INPUT DATA:

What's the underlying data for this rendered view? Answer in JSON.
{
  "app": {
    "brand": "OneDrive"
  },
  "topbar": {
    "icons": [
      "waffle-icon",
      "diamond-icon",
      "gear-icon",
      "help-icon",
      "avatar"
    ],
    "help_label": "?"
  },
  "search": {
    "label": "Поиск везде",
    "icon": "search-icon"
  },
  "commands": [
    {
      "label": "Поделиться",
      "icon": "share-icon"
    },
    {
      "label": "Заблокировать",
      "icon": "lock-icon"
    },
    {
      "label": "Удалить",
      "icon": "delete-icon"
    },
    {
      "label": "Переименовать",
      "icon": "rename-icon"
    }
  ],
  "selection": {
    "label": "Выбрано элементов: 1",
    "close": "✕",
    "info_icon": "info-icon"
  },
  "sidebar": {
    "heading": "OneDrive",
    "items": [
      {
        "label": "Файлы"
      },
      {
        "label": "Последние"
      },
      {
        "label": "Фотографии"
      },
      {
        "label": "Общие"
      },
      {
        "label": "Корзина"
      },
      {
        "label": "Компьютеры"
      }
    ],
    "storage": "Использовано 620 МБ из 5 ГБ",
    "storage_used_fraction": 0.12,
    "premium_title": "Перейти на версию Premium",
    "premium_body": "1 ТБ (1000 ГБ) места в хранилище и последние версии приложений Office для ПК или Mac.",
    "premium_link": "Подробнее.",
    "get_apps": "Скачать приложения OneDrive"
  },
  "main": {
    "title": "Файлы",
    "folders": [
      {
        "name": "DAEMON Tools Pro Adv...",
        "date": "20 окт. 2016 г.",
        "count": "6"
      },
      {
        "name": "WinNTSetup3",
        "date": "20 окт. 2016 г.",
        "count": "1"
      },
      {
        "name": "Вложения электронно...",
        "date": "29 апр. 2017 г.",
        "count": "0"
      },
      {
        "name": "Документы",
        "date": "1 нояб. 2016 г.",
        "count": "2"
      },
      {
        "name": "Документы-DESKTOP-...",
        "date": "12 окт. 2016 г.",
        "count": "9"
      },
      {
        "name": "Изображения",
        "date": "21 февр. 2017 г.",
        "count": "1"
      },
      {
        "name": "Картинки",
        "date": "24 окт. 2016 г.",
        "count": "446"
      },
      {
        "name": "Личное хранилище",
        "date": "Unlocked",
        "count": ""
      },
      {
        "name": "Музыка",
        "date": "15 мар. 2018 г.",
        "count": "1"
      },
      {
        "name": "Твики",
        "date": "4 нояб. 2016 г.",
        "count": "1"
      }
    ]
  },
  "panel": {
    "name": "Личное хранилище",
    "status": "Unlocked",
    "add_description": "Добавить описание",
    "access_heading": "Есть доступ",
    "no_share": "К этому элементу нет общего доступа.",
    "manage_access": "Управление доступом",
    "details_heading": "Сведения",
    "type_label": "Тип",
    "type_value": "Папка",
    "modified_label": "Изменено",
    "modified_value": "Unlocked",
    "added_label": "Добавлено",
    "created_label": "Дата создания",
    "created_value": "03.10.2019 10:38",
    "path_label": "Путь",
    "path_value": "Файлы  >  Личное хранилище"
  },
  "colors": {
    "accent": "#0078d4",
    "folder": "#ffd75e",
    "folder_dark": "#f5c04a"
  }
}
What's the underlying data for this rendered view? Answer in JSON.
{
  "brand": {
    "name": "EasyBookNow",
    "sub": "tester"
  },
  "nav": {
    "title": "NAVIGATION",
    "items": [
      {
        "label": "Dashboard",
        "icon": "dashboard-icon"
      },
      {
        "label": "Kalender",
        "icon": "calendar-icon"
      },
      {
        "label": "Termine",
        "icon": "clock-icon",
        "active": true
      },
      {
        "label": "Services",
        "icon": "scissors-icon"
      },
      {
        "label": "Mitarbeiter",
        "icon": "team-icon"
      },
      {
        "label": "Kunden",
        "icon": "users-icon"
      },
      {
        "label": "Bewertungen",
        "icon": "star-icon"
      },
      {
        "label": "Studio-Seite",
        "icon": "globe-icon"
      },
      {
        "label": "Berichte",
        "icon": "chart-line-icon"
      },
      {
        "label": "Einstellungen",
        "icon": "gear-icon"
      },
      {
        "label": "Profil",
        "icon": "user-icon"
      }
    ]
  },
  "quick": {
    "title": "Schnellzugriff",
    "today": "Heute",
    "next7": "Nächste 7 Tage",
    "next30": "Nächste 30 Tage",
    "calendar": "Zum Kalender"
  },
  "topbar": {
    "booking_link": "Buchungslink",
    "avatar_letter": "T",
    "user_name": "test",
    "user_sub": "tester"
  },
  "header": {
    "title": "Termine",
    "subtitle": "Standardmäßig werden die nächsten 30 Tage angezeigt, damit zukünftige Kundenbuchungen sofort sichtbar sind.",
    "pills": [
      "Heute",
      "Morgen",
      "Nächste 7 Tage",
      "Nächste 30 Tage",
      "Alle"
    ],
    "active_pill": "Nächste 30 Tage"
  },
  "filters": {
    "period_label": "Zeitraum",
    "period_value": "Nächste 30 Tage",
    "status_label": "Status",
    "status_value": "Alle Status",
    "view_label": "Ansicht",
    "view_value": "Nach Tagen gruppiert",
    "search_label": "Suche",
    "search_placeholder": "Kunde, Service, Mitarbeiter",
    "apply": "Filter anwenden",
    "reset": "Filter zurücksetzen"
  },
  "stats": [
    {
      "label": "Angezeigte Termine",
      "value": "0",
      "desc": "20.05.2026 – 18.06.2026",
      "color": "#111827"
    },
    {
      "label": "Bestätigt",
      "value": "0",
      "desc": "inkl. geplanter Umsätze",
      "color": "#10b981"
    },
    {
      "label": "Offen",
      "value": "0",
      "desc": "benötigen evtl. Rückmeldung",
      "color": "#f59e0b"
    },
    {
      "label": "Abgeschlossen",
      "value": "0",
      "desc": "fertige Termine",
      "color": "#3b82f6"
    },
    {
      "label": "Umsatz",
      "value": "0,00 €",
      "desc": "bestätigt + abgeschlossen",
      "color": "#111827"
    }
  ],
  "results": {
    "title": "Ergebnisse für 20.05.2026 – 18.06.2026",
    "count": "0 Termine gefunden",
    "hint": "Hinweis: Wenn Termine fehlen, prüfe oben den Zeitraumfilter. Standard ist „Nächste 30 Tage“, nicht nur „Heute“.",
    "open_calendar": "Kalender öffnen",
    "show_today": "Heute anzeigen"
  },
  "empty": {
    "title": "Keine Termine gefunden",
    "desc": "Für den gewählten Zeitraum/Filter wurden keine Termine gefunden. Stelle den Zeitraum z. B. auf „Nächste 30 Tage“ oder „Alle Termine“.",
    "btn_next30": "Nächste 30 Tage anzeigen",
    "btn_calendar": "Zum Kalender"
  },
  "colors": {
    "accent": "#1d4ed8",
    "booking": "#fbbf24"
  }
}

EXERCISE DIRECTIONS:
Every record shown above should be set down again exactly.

SOLUTION FOR THIS TASK:
What's the underlying data for this rendered view? Answer in JSON.
{
  "app": {
    "brand": "OneDrive"
  },
  "topbar": {
    "icons": [
      "waffle-icon",
      "diamond-icon",
      "gear-icon",
      "help-icon",
      "avatar"
    ],
    "help_label": "?"
  },
  "search": {
    "label": "Поиск везде",
    "icon": "search-icon"
  },
  "commands": [
    {
      "label": "Поделиться",
      "icon": "share-icon"
    },
    {
      "label": "Заблокировать",
      "icon": "lock-icon"
    },
    {
      "label": "Удалить",
      "icon": "delete-icon"
    },
    {
      "label": "Переименовать",
      "icon": "rename-icon"
    }
  ],
  "selection": {
    "label": "Выбрано элементов: 1",
    "close": "✕",
    "info_icon": "info-icon"
  },
  "sidebar": {
    "heading": "OneDrive",
    "items": [
      {
        "label": "Файлы"
      },
      {
        "label": "Последние"
      },
      {
        "label": "Фотографии"
      },
      {
        "label": "Общие"
      },
      {
        "label": "Корзина"
      },
      {
        "label": "Компьютеры"
      }
    ],
    "storage": "Использовано 620 МБ из 5 ГБ",
    "storage_used_fraction": 0.12,
    "premium_title": "Перейти на версию Premium",
    "premium_body": "1 ТБ (1000 ГБ) места в хранилище и последние версии приложений Office для ПК или Mac.",
    "premium_link": "Подробнее.",
    "get_apps": "Скачать приложения OneDrive"
  },
  "main": {
    "title": "Файлы",
    "folders": [
      {
        "name": "DAEMON Tools Pro Adv...",
        "date": "20 окт. 2016 г.",
        "count": "6"
      },
      {
        "name": "WinNTSetup3",
        "date": "20 окт. 2016 г.",
        "count": "1"
      },
      {
        "name": "Вложения электронно...",
        "date": "29 апр. 2017 г.",
        "count": "0"
      },
      {
        "name": "Документы",
        "date": "1 нояб. 2016 г.",
        "count": "2"
      },
      {
        "name": "Документы-DESKTOP-...",
        "date": "12 окт. 2016 г.",
        "count": "9"
      },
      {
        "name": "Изображения",
        "date": "21 февр. 2017 г.",
        "count": "1"
      },
      {
        "name": "Картинки",
        "date": "24 окт. 2016 г.",
        "count": "446"
      },
      {
        "name": "Личное хранилище",
        "date": "Unlocked",
        "count": ""
      },
      {
        "name": "Музыка",
        "date": "15 мар. 2018 г.",
        "count": "1"
      },
      {
        "name": "Твики",
        "date": "4 нояб. 2016 г.",
        "count": "1"
      }
    ]
  },
  "panel": {
    "name": "Личное хранилище",
    "status": "Unlocked",
    "add_description": "Добавить описание",
    "access_heading": "Есть доступ",
    "no_share": "К этому элементу нет общего доступа.",
    "manage_access": "Управление доступом",
    "details_heading": "Сведения",
    "type_label": "Тип",
    "type_value": "Папка",
    "modified_label": "Изменено",
    "modified_value": "Unlocked",
    "added_label": "Добавлено",
    "created_label": "Дата создания",
    "created_value": "03.10.2019 10:38",
    "path_label": "Путь",
    "path_value": "Файлы  >  Личное хранилище"
  },
  "colors": {
    "accent": "#0078d4",
    "folder": "#ffd75e",
    "folder_dark": "#f5c04a"
  }
}
What's the underlying data for this rendered view? Answer in JSON.
{
  "brand": {
    "name": "EasyBookNow",
    "sub": "tester"
  },
  "nav": {
    "title": "NAVIGATION",
    "items": [
      {
        "label": "Dashboard",
        "icon": "dashboard-icon"
      },
      {
        "label": "Kalender",
        "icon": "calendar-icon"
      },
      {
        "label": "Termine",
        "icon": "clock-icon",
        "active": true
      },
      {
        "label": "Services",
        "icon": "scissors-icon"
      },
      {
        "label": "Mitarbeiter",
        "icon": "team-icon"
      },
      {
        "label": "Kunden",
        "icon": "users-icon"
      },
      {
        "label": "Bewertungen",
        "icon": "star-icon"
      },
      {
        "label": "Studio-Seite",
        "icon": "globe-icon"
      },
      {
        "label": "Berichte",
        "icon": "chart-line-icon"
      },
      {
        "label": "Einstellungen",
        "icon": "gear-icon"
      },
      {
        "label": "Profil",
        "icon": "user-icon"
      }
    ]
  },
  "quick": {
    "title": "Schnellzugriff",
    "today": "Heute",
    "next7": "Nächste 7 Tage",
    "next30": "Nächste 30 Tage",
    "calendar": "Zum Kalender"
  },
  "topbar": {
    "booking_link": "Buchungslink",
    "avatar_letter": "T",
    "user_name": "test",
    "user_sub": "tester"
  },
  "header": {
    "title": "Termine",
    "subtitle": "Standardmäßig werden die nächsten 30 Tage angezeigt, damit zukünftige Kundenbuchungen sofort sichtbar sind.",
    "pills": [
      "Heute",
      "Morgen",
      "Nächste 7 Tage",
      "Nächste 30 Tage",
      "Alle"
    ],
    "active_pill": "Nächste 30 Tage"
  },
  "filters": {
    "period_label": "Zeitraum",
    "period_value": "Nächste 30 Tage",
    "status_label": "Status",
    "status_value": "Alle Status",
    "view_label": "Ansicht",
    "view_value": "Nach Tagen gruppiert",
    "search_label": "Suche",
    "search_placeholder": "Kunde, Service, Mitarbeiter",
    "apply": "Filter anwenden",
    "reset": "Filter zurücksetzen"
  },
  "stats": [
    {
      "label": "Angezeigte Termine",
      "value": "0",
      "desc": "20.05.2026 – 18.06.2026",
      "color": "#111827"
    },
    {
      "label": "Bestätigt",
      "value": "0",
      "desc": "inkl. geplanter Umsätze",
      "color": "#10b981"
    },
    {
      "label": "Offen",
      "value": "0",
      "desc": "benötigen evtl. Rückmeldung",
      "color": "#f59e0b"
    },
    {
      "label": "Abgeschlossen",
      "value": "0",
      "desc": "fertige Termine",
      "color": "#3b82f6"
    },
    {
      "label": "Umsatz",
      "value": "0,00 €",
      "desc": "bestätigt + abgeschlossen",
      "color": "#111827"
    }
  ],
  "results": {
    "title": "Ergebnisse für 20.05.2026 – 18.06.2026",
    "count": "0 Termine gefunden",
    "hint": "Hinweis: Wenn Termine fehlen, prüfe oben den Zeitraumfilter. Standard ist „Nächste 30 Tage“, nicht nur „Heute“.",
    "open_calendar": "Kalender öffnen",
    "show_today": "Heute anzeigen"
  },
  "empty": {
    "title": "Keine Termine gefunden",
    "desc": "Für den gewählten Zeitraum/Filter wurden keine Termine gefunden. Stelle den Zeitraum z. B. auf „Nächste 30 Tage“ oder „Alle Termine“.",
    "btn_next30": "Nächste 30 Tage anzeigen",
    "btn_calendar": "Zum Kalender"
  },
  "colors": {
    "accent": "#1d4ed8",
    "booking": "#fbbf24"
  }
}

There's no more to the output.